Evolution of Racial and Ethnic Segregation: Pace and Place of Neighborhood Change (2010)

Michael D. M. Bader Presented at the Quantitative Methods in the Social Science Seminar Series, Columbia University, New York, New York.

Abstract.

Sociological research identifies racial segregation as a primary factor that perpetuates racial inequality. The continued influence of racial segregation depends on the patterns of neighborhood racial and ethnic change that evolve in the present multicultural, post-Civil Rights era. I argue that exploring the pace of neighborhood change and the places where change occurs links individual-level processes to metropolitan level changes in racial and ethnic segregation. To study the pace and place of emerging types of neighborhood change, I present novel graphical and statistical methods --~ternary plots and growth mixture models~-- that allow me to reduce the complexity of measuring continuous levels of long-term change in composition among multiple groups. Using the Chicago metropolitan area as a case-study, I show that the pace of neighborhood change slows considerably after the 1970s and that contemporary patterns of neighborhood change evolve over multiple decades with specific spatial patterns.
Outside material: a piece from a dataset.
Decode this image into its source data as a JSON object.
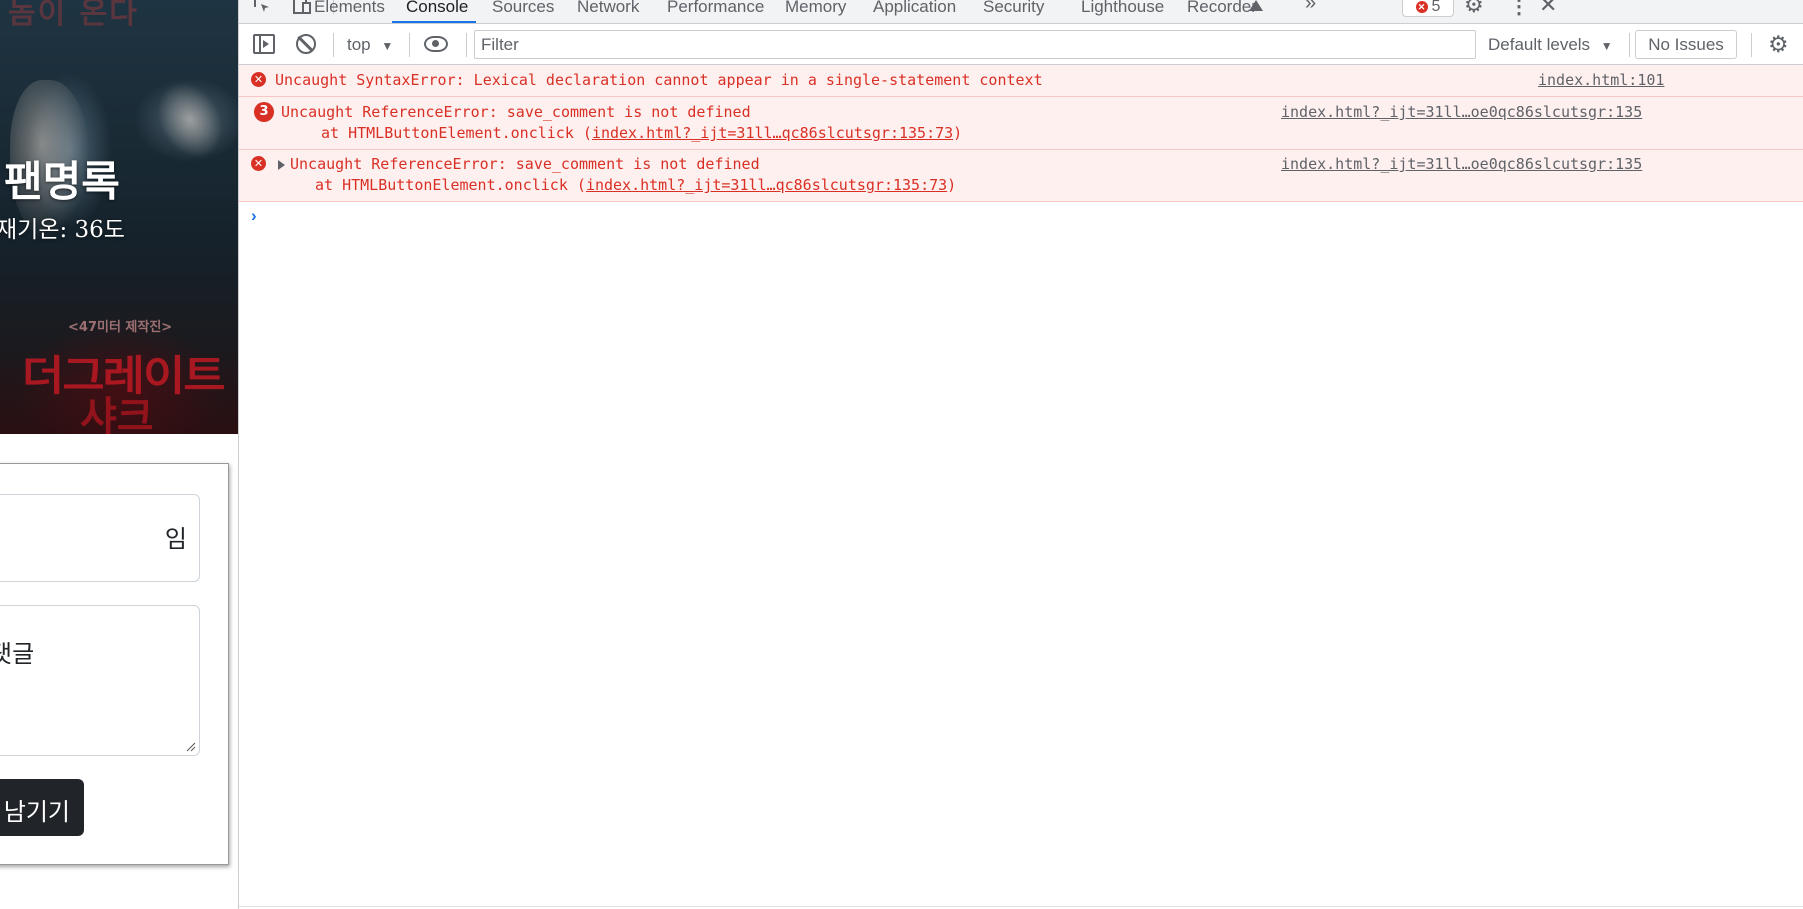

Uncovering the location of change in time and space explains the evolution of racial and ethnic segregation through black diffusion from traditionally black neighborhoods, Latino dispersion to new suburban enclaves, and white divergence into gentrifying areas and the distant suburbs.